Problem to solve: Give the following records again in full and without alteration.

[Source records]
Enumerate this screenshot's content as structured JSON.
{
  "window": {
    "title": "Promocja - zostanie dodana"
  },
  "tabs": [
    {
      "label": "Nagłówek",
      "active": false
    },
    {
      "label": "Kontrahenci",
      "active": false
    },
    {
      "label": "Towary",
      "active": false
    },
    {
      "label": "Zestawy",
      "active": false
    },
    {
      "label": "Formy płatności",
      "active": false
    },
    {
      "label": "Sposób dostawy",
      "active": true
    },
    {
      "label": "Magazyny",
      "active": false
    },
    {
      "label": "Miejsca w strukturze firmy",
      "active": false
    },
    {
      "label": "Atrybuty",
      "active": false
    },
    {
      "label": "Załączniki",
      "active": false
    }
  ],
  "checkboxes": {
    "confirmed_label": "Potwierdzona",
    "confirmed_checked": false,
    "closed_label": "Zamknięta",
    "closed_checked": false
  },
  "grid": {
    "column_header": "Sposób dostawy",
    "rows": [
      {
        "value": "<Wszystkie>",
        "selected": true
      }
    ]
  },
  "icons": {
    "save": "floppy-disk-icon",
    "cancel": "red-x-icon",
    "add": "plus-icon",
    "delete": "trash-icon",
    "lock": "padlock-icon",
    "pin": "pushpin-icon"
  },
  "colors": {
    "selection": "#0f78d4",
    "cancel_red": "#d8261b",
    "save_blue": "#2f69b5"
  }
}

Response box:
Enumerate this screenshot's content as structured JSON.
{
  "window": {
    "title": "Promocja - zostanie dodana"
  },
  "tabs": [
    {
      "label": "Nagłówek",
      "active": false
    },
    {
      "label": "Kontrahenci",
      "active": false
    },
    {
      "label": "Towary",
      "active": false
    },
    {
      "label": "Zestawy",
      "active": false
    },
    {
      "label": "Formy płatności",
      "active": false
    },
    {
      "label": "Sposób dostawy",
      "active": true
    },
    {
      "label": "Magazyny",
      "active": false
    },
    {
      "label": "Miejsca w strukturze firmy",
      "active": false
    },
    {
      "label": "Atrybuty",
      "active": false
    },
    {
      "label": "Załączniki",
      "active": false
    }
  ],
  "checkboxes": {
    "confirmed_label": "Potwierdzona",
    "confirmed_checked": false,
    "closed_label": "Zamknięta",
    "closed_checked": false
  },
  "grid": {
    "column_header": "Sposób dostawy",
    "rows": [
      {
        "value": "<Wszystkie>",
        "selected": true
      }
    ]
  },
  "icons": {
    "save": "floppy-disk-icon",
    "cancel": "red-x-icon",
    "add": "plus-icon",
    "delete": "trash-icon",
    "lock": "padlock-icon",
    "pin": "pushpin-icon"
  },
  "colors": {
    "selection": "#0f78d4",
    "cancel_red": "#d8261b",
    "save_blue": "#2f69b5"
  }
}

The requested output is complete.